I’m getting a bunch of questions about the first pick-up… well, if you all ate grass I could have a pick-up tomorrow. Please remember, although it feels like summer now, vegetables don’t instantly pop out of the ground the moment it is warm. April was like February this year and this was the first year in the 21 years I have been farming here that I was not able to work the ground initially in April. This is still the end of May… I do not expect the first pick up to be any earlier than the third week of June… and it likely will be later than that. The first lettuces and kale are only two inches tall… the first scallions look like hairs growing out of the ground, and this is normal, or slightly late for this time of year. The first carrots, beets, peas and radishes have all germinated and are looking good… but they are only just starting to grow… please be patient.

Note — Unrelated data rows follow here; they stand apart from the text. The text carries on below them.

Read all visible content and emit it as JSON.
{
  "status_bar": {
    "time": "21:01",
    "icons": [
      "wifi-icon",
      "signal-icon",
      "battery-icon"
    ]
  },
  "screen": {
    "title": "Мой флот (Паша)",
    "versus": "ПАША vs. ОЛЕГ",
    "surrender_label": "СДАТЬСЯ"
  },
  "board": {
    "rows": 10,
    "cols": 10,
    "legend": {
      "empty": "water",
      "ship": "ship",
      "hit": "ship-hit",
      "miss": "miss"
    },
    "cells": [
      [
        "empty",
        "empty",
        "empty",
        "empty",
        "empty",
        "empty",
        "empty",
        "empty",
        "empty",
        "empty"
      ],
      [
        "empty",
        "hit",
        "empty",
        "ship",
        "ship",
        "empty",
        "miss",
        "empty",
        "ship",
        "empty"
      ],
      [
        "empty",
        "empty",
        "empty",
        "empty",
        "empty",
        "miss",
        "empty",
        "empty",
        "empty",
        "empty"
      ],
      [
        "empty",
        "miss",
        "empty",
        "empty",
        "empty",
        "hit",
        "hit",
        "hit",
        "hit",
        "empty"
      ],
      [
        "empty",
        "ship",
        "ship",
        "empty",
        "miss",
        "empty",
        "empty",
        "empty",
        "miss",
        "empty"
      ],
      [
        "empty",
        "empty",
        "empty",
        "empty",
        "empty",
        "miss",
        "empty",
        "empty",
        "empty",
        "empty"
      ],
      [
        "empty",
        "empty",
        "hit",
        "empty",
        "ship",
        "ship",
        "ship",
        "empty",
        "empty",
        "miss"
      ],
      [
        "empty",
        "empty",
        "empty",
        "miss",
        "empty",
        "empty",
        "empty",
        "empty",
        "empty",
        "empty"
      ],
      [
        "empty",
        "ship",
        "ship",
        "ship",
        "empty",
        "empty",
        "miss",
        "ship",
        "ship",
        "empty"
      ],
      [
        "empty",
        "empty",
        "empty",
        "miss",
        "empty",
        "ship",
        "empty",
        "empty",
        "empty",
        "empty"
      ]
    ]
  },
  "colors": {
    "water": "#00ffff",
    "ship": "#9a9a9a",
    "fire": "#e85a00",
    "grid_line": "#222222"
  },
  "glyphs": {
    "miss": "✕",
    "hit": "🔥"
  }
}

Because of the unprecedented weather pattern this spring, I’m not able to predict the first pick-up date for at least a couple more weeks. Keep posted, I’ll let you know as soon as I know!
Was finally able to get the first crops in the ground today! It is the latest spring I have experienced, but that shouldn’t mean late harvests… it just means we have to get more done in a shorter period of time! And for those Winter Shares who wanted kale, you could come and get it next week. As I kind of expected, with all the freezing and thawing, it is trying to go to flower before making big leaves, so it’s not lots, but if you are driving by, you could pick some up, just let me know when.
There are still plenty of shares available for this coming 2018 main season CSA. See the CSA Economics page for share sizes and prices, or contact me for more information. Also, those of you who usually get eggs from the farm let me know when you want to come by for your eggs, as they are piling up… As you can see, the chickens are so ready to lay, they are crowding the boxes!